| Assigned task |
Leave out each picture. Repeat everything else in the records exactly.

| Material provided |

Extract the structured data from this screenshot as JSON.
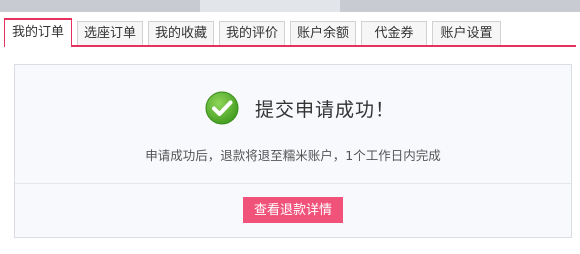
{
  "tabs": [
    {
      "label": "我的订单",
      "active": true
    },
    {
      "label": "选座订单",
      "active": false
    },
    {
      "label": "我的收藏",
      "active": false
    },
    {
      "label": "我的评价",
      "active": false
    },
    {
      "label": "账户余额",
      "active": false
    },
    {
      "label": "代金券",
      "active": false
    },
    {
      "label": "账户设置",
      "active": false
    }
  ],
  "result": {
    "icon": "check-circle-icon",
    "title": "提交申请成功！",
    "description": "申请成功后，退款将退至糯米账户，1个工作日内完成",
    "button_label": "查看退款详情"
  },
  "colors": {
    "accent": "#e5325f",
    "button": "#f0527a",
    "success": "#5cb531"
  }
}
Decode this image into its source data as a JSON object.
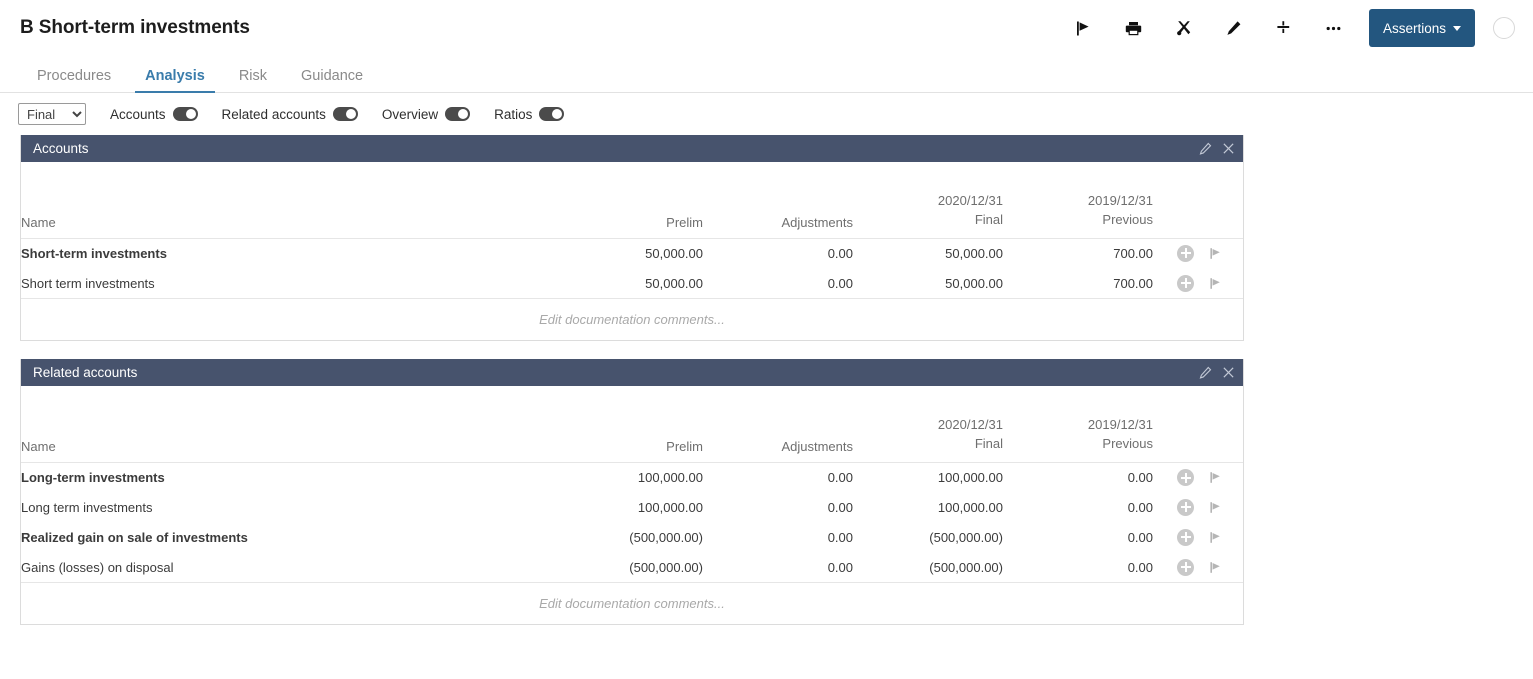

| Written answer |
Extract the structured data from this screenshot as JSON.
{
  "tabs": [
    {
      "label": "我的订单",
      "active": true
    },
    {
      "label": "选座订单",
      "active": false
    },
    {
      "label": "我的收藏",
      "active": false
    },
    {
      "label": "我的评价",
      "active": false
    },
    {
      "label": "账户余额",
      "active": false
    },
    {
      "label": "代金券",
      "active": false
    },
    {
      "label": "账户设置",
      "active": false
    }
  ],
  "result": {
    "icon": "check-circle-icon",
    "title": "提交申请成功！",
    "description": "申请成功后，退款将退至糯米账户，1个工作日内完成",
    "button_label": "查看退款详情"
  },
  "colors": {
    "accent": "#e5325f",
    "button": "#f0527a",
    "success": "#5cb531"
  }
}
Decode this image into its source data as a JSON object.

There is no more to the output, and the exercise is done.